YOUR ASSIGNMENT:
Images are to be skipped; everything else in the records must be repeated exactly.

----- DATA SUPPLIED -----

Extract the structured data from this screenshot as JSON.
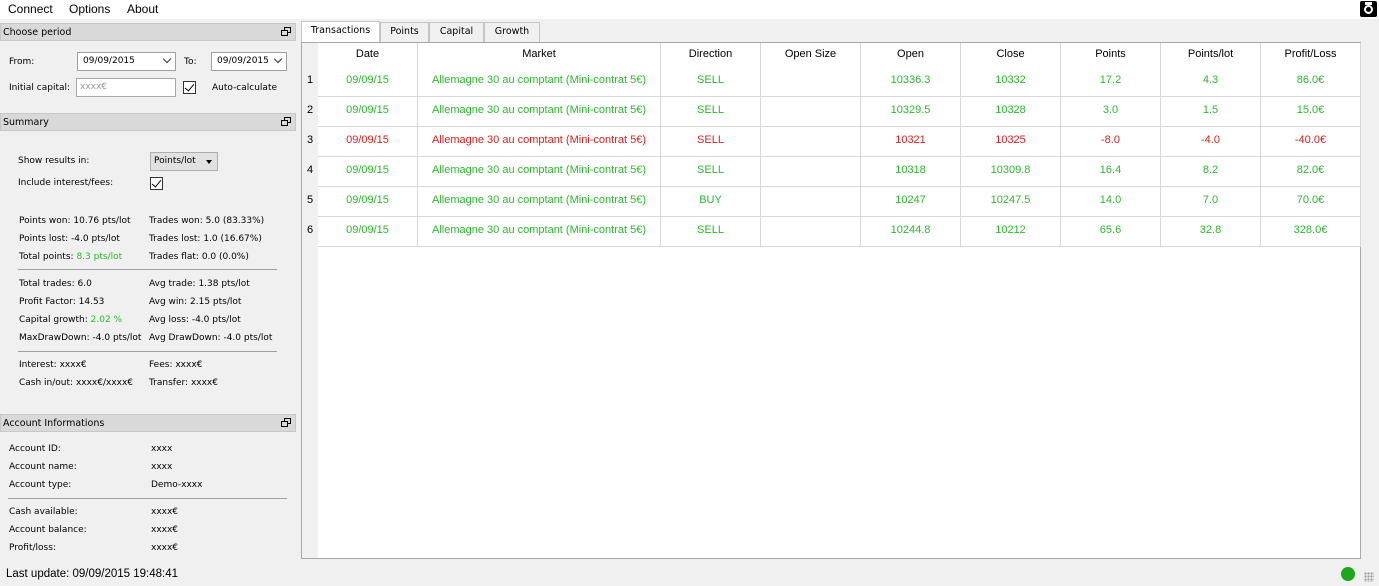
{
  "menu": {
    "items": [
      "Connect",
      "Options",
      "About"
    ]
  },
  "choose_period": {
    "title": "Choose period",
    "from_label": "From:",
    "from_value": "09/09/2015",
    "to_label": "To:",
    "to_value": "09/09/2015",
    "initial_capital_label": "Initial capital:",
    "initial_capital_placeholder": "xxxx€",
    "auto_calculate_label": "Auto-calculate",
    "auto_calculate_checked": true
  },
  "summary": {
    "title": "Summary",
    "show_results_label": "Show results in:",
    "show_results_value": "Points/lot",
    "include_interest_label": "Include interest/fees:",
    "include_interest_checked": true,
    "points_won_label": "Points won:",
    "points_won_value": "10.76 pts/lot",
    "points_lost_label": "Points lost:",
    "points_lost_value": "-4.0 pts/lot",
    "total_points_label": "Total points:",
    "total_points_value": "8.3 pts/lot",
    "trades_won_label": "Trades won:",
    "trades_won_value": "5.0 (83.33%)",
    "trades_lost_label": "Trades lost:",
    "trades_lost_value": "1.0 (16.67%)",
    "trades_flat_label": "Trades flat:",
    "trades_flat_value": "0.0 (0.0%)",
    "total_trades_label": "Total trades:",
    "total_trades_value": "6.0",
    "profit_factor_label": "Profit Factor:",
    "profit_factor_value": "14.53",
    "capital_growth_label": "Capital growth:",
    "capital_growth_value": "2.02 %",
    "max_drawdown_label": "MaxDrawDown:",
    "max_drawdown_value": "-4.0 pts/lot",
    "avg_trade_label": "Avg trade:",
    "avg_trade_value": "1.38 pts/lot",
    "avg_win_label": "Avg win:",
    "avg_win_value": "2.15 pts/lot",
    "avg_loss_label": "Avg loss:",
    "avg_loss_value": "-4.0 pts/lot",
    "avg_drawdown_label": "Avg DrawDown:",
    "avg_drawdown_value": "-4.0 pts/lot",
    "interest_label": "Interest:",
    "interest_value": "xxxx€",
    "fees_label": "Fees:",
    "fees_value": "xxxx€",
    "cash_inout_label": "Cash in/out:",
    "cash_inout_value": "xxxx€/xxxx€",
    "transfer_label": "Transfer:",
    "transfer_value": "xxxx€"
  },
  "account": {
    "title": "Account Informations",
    "id_label": "Account ID:",
    "id_value": "xxxx",
    "name_label": "Account name:",
    "name_value": "xxxx",
    "type_label": "Account type:",
    "type_value": "Demo-xxxx",
    "cash_label": "Cash available:",
    "cash_value": "xxxx€",
    "balance_label": "Account balance:",
    "balance_value": "xxxx€",
    "pl_label": "Profit/loss:",
    "pl_value": "xxxx€"
  },
  "tabs": [
    "Transactions",
    "Points",
    "Capital",
    "Growth"
  ],
  "table": {
    "columns": [
      "Date",
      "Market",
      "Direction",
      "Open Size",
      "Open",
      "Close",
      "Points",
      "Points/lot",
      "Profit/Loss"
    ],
    "rows": [
      {
        "num": "1",
        "status": "win",
        "date": "09/09/15",
        "market": "Allemagne 30 au comptant (Mini-contrat 5€)",
        "direction": "SELL",
        "open_size": "",
        "open": "10336.3",
        "close": "10332",
        "points": "17.2",
        "points_lot": "4.3",
        "pl": "86.0€"
      },
      {
        "num": "2",
        "status": "win",
        "date": "09/09/15",
        "market": "Allemagne 30 au comptant (Mini-contrat 5€)",
        "direction": "SELL",
        "open_size": "",
        "open": "10329.5",
        "close": "10328",
        "points": "3.0",
        "points_lot": "1.5",
        "pl": "15.0€"
      },
      {
        "num": "3",
        "status": "loss",
        "date": "09/09/15",
        "market": "Allemagne 30 au comptant (Mini-contrat 5€)",
        "direction": "SELL",
        "open_size": "",
        "open": "10321",
        "close": "10325",
        "points": "-8.0",
        "points_lot": "-4.0",
        "pl": "-40.0€"
      },
      {
        "num": "4",
        "status": "win",
        "date": "09/09/15",
        "market": "Allemagne 30 au comptant (Mini-contrat 5€)",
        "direction": "SELL",
        "open_size": "",
        "open": "10318",
        "close": "10309.8",
        "points": "16.4",
        "points_lot": "8.2",
        "pl": "82.0€"
      },
      {
        "num": "5",
        "status": "win",
        "date": "09/09/15",
        "market": "Allemagne 30 au comptant (Mini-contrat 5€)",
        "direction": "BUY",
        "open_size": "",
        "open": "10247",
        "close": "10247.5",
        "points": "14.0",
        "points_lot": "7.0",
        "pl": "70.0€"
      },
      {
        "num": "6",
        "status": "win",
        "date": "09/09/15",
        "market": "Allemagne 30 au comptant (Mini-contrat 5€)",
        "direction": "SELL",
        "open_size": "",
        "open": "10244.8",
        "close": "10212",
        "points": "65.6",
        "points_lot": "32.8",
        "pl": "328.0€"
      }
    ]
  },
  "status_bar": {
    "last_update": "Last update: 09/09/2015 19:48:41",
    "connection_color": "#1fa61f"
  },
  "colors": {
    "win": "#2db82d",
    "loss": "#d42121"
  }
}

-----

TASK SOLUTION:
Extract the structured data from this screenshot as JSON.
{
  "menu": {
    "items": [
      "Connect",
      "Options",
      "About"
    ]
  },
  "choose_period": {
    "title": "Choose period",
    "from_label": "From:",
    "from_value": "09/09/2015",
    "to_label": "To:",
    "to_value": "09/09/2015",
    "initial_capital_label": "Initial capital:",
    "initial_capital_placeholder": "xxxx€",
    "auto_calculate_label": "Auto-calculate",
    "auto_calculate_checked": true
  },
  "summary": {
    "title": "Summary",
    "show_results_label": "Show results in:",
    "show_results_value": "Points/lot",
    "include_interest_label": "Include interest/fees:",
    "include_interest_checked": true,
    "points_won_label": "Points won:",
    "points_won_value": "10.76 pts/lot",
    "points_lost_label": "Points lost:",
    "points_lost_value": "-4.0 pts/lot",
    "total_points_label": "Total points:",
    "total_points_value": "8.3 pts/lot",
    "trades_won_label": "Trades won:",
    "trades_won_value": "5.0 (83.33%)",
    "trades_lost_label": "Trades lost:",
    "trades_lost_value": "1.0 (16.67%)",
    "trades_flat_label": "Trades flat:",
    "trades_flat_value": "0.0 (0.0%)",
    "total_trades_label": "Total trades:",
    "total_trades_value": "6.0",
    "profit_factor_label": "Profit Factor:",
    "profit_factor_value": "14.53",
    "capital_growth_label": "Capital growth:",
    "capital_growth_value": "2.02 %",
    "max_drawdown_label": "MaxDrawDown:",
    "max_drawdown_value": "-4.0 pts/lot",
    "avg_trade_label": "Avg trade:",
    "avg_trade_value": "1.38 pts/lot",
    "avg_win_label": "Avg win:",
    "avg_win_value": "2.15 pts/lot",
    "avg_loss_label": "Avg loss:",
    "avg_loss_value": "-4.0 pts/lot",
    "avg_drawdown_label": "Avg DrawDown:",
    "avg_drawdown_value": "-4.0 pts/lot",
    "interest_label": "Interest:",
    "interest_value": "xxxx€",
    "fees_label": "Fees:",
    "fees_value": "xxxx€",
    "cash_inout_label": "Cash in/out:",
    "cash_inout_value": "xxxx€/xxxx€",
    "transfer_label": "Transfer:",
    "transfer_value": "xxxx€"
  },
  "account": {
    "title": "Account Informations",
    "id_label": "Account ID:",
    "id_value": "xxxx",
    "name_label": "Account name:",
    "name_value": "xxxx",
    "type_label": "Account type:",
    "type_value": "Demo-xxxx",
    "cash_label": "Cash available:",
    "cash_value": "xxxx€",
    "balance_label": "Account balance:",
    "balance_value": "xxxx€",
    "pl_label": "Profit/loss:",
    "pl_value": "xxxx€"
  },
  "tabs": [
    "Transactions",
    "Points",
    "Capital",
    "Growth"
  ],
  "table": {
    "columns": [
      "Date",
      "Market",
      "Direction",
      "Open Size",
      "Open",
      "Close",
      "Points",
      "Points/lot",
      "Profit/Loss"
    ],
    "rows": [
      {
        "num": "1",
        "status": "win",
        "date": "09/09/15",
        "market": "Allemagne 30 au comptant (Mini-contrat 5€)",
        "direction": "SELL",
        "open_size": "",
        "open": "10336.3",
        "close": "10332",
        "points": "17.2",
        "points_lot": "4.3",
        "pl": "86.0€"
      },
      {
        "num": "2",
        "status": "win",
        "date": "09/09/15",
        "market": "Allemagne 30 au comptant (Mini-contrat 5€)",
        "direction": "SELL",
        "open_size": "",
        "open": "10329.5",
        "close": "10328",
        "points": "3.0",
        "points_lot": "1.5",
        "pl": "15.0€"
      },
      {
        "num": "3",
        "status": "loss",
        "date": "09/09/15",
        "market": "Allemagne 30 au comptant (Mini-contrat 5€)",
        "direction": "SELL",
        "open_size": "",
        "open": "10321",
        "close": "10325",
        "points": "-8.0",
        "points_lot": "-4.0",
        "pl": "-40.0€"
      },
      {
        "num": "4",
        "status": "win",
        "date": "09/09/15",
        "market": "Allemagne 30 au comptant (Mini-contrat 5€)",
        "direction": "SELL",
        "open_size": "",
        "open": "10318",
        "close": "10309.8",
        "points": "16.4",
        "points_lot": "8.2",
        "pl": "82.0€"
      },
      {
        "num": "5",
        "status": "win",
        "date": "09/09/15",
        "market": "Allemagne 30 au comptant (Mini-contrat 5€)",
        "direction": "BUY",
        "open_size": "",
        "open": "10247",
        "close": "10247.5",
        "points": "14.0",
        "points_lot": "7.0",
        "pl": "70.0€"
      },
      {
        "num": "6",
        "status": "win",
        "date": "09/09/15",
        "market": "Allemagne 30 au comptant (Mini-contrat 5€)",
        "direction": "SELL",
        "open_size": "",
        "open": "10244.8",
        "close": "10212",
        "points": "65.6",
        "points_lot": "32.8",
        "pl": "328.0€"
      }
    ]
  },
  "status_bar": {
    "last_update": "Last update: 09/09/2015 19:48:41",
    "connection_color": "#1fa61f"
  },
  "colors": {
    "win": "#2db82d",
    "loss": "#d42121"
  }
}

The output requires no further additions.